So, how did this happen? The mum has a theory that the UV rays reflected off the pool onto her child’s face. And Marie Tudor says yes, that can happen.

Babies and children, especially if sitting poolside or on the beach, can fall victim to the sun’s harmful rays being reflected off water, light-coloured concrete and sand, back onto their face or body, despite being sat in the shade, she said.

“It is essential for parents to take steps to protect the delicate skin of babies and children by covering them with UV protective clothing, a wide brimmed sun hat and ideally an SPF 50 sunscreen formulated for children’s delicate and sensitive skin,” she advised.

And this includes when kids are travelling in the car too – particularly for longer journeys as they can also accumulate sun damage through windows.

Tudor explains: “Whilst most windscreens are made from laminated glass that filters out ultraviolet light, side vehicle windows are typically made from non-laminated glass which filters out UVB radiation, but not UVA.

“UVA remains at fairly consistent levels during daylight hours, every day of the year and can penetrate cloud cover, fog and glass – meaning all-year-round protection is advisable.”

The skin expert says UVA rays are a worry because they “penetrate the skin at deeper levels than UVB, causing cumulative and irreparable damage that can lead to skin cancer in later life”.

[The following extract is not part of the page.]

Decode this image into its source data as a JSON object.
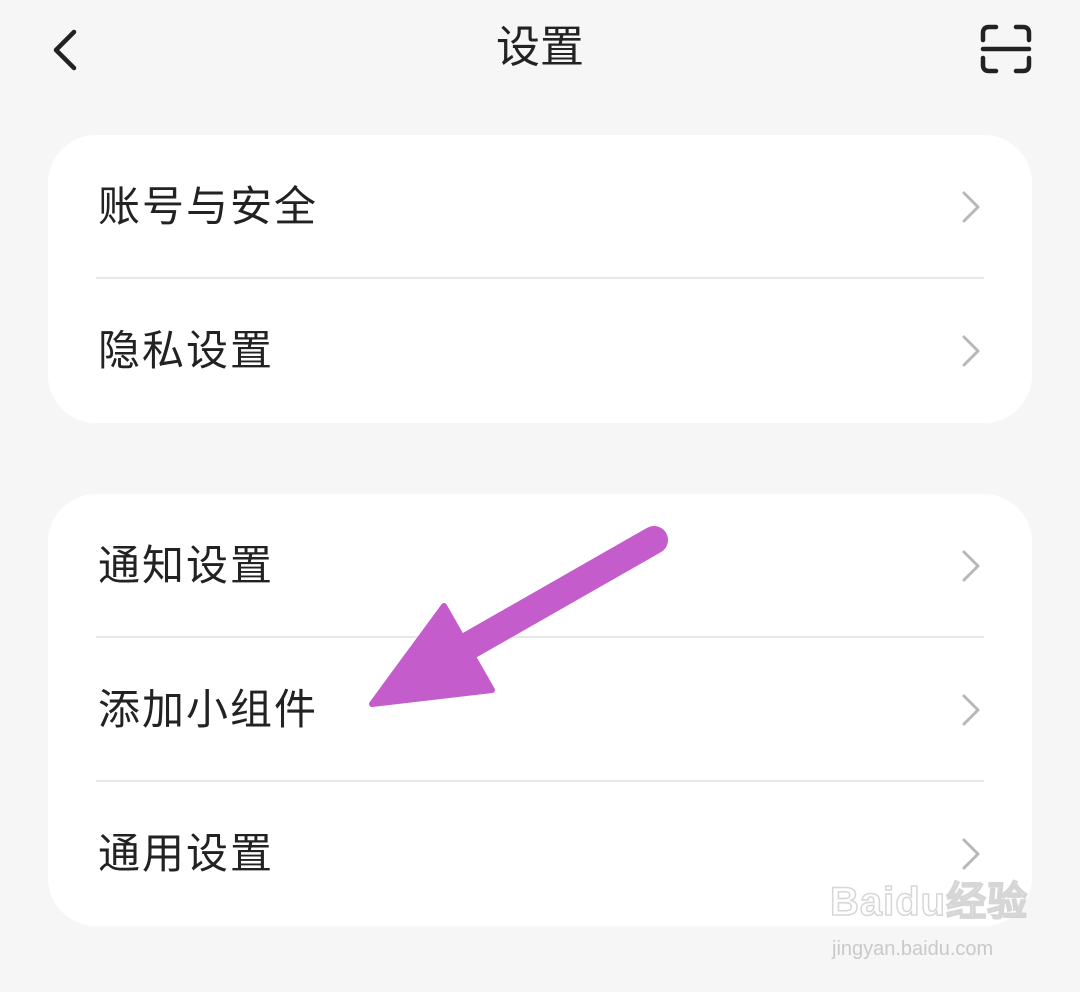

She said babies and young children in particular are more susceptible to sun damage, so she advises using a sunshade like Shady, which protects against up to 86% of the harmful UV rays of the sun.